Why aviation regulator DGCA's diktat on A320neo jets will not impact IndiGo's near-term profitability

New Delhi: India’s aviation safety regulator, the Directorate General of Civil Aviation (DGCA), is often criticized for being tardy in decision making. However, in the case of the latest engine trouble with the Airbus A320neo aircraft, the regulator must be commended for taking swift decision to ground 14 jets belonging to two different airlines. Yes, this will lead to many flights either getting cancelled or clubbed, and cause significant inconvenience to passengers even as capacity expansion plans of IndiGo and GoAir are already impacted due to engine issues with this aircraft. Analysts at brokerage Edelweiss said in a note this morning that the grounding of 11 IndiGo aircraft by the DGCA will mean it cedes market share to rival SpiceJet as near term capacity addition plans will also suffer.

The trouble is with the Airbus A320neo aircraft fitted with a particular series of Pratt & Whitney (P&W) engines. Those with even one P&W engine featuring a seal, found to cause vibrations, are no longer allowed to fly. A Bloomberg report said ‘unilateral’ action by the DGCA in grounding the aircraft is at odds with the European Aviation Safety Agency (EASA), the primary regulator for Airbus planes, which repeated its guidance that the jets are safe if they have a single affected turbine. The Indian move comes after three in-service shutdowns of aircraft with one PW1100 engine featuring the seal, two of which occurred in the past week.

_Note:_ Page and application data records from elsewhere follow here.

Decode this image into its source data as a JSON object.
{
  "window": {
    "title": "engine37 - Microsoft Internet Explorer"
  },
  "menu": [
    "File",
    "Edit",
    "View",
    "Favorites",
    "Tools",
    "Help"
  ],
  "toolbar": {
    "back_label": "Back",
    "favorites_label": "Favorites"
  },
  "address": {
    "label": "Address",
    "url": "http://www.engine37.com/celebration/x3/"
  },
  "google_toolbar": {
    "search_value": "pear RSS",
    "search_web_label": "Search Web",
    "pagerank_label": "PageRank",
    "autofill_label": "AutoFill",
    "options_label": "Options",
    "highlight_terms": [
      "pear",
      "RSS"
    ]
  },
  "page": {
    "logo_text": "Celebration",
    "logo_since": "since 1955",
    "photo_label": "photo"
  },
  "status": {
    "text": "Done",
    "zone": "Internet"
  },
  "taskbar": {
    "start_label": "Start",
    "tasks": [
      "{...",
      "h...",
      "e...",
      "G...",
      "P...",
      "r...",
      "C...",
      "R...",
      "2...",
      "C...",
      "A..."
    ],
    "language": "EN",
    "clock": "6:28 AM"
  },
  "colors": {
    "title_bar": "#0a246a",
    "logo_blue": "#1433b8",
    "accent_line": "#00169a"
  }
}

As a result of the aircraft on ground (AOG), IndiGo has cancelled 47 flights this morning from destinations such as Delhi, Mumbai, Chennai, Kolkata, Hyderabad, Bangalore, Patna, Srinagar, Bhubaneswar, Amritsar, Srinagar and Guwahati.

This is less than the number of flights initial estimates has suggested would be cancelled, at anywhere between 70-80 flights. But still, these cancellations will lead to some disruption for domestic air travelers, especially since the peak summer rush is just around the corner. At least four in 10 domestic flyers choose IndiGo so the disruption for this airline and its passengers will be more than for GoAir. Vistara, which also flies A320neos, has not been affected because its aircraft are not fitted with the affected P&W engines.

The DGCA has, in a statement, squarely blamed P&W for the groundings, saying “P&W in its latest communication has also not given any firm commitment as to when the issue on the engine post serial number 450 will be resolved and informed that all the affected engines will be replaced by early June 2018. There is no concrete proposal in place to address the issue.”  The regulator said three instances of in-flight shutdown of engines were seen recently: GoAir flight from Leh on 24 February, IndiGo flight from Mumbai on 5 March and then the IndiGo flight from Ahmedabad on 12 March. These prompted the DGCA to order the groundings.
But P&W said: “We are working closely with our customers to minimize disruption. The corrective action has been approved and we have already begun to deliver production engines with the upgraded configuration. We are working to mitigate the AOG situation by the end of the second quarter.”
13/03/18 Sindhu Bhattacharya/First Post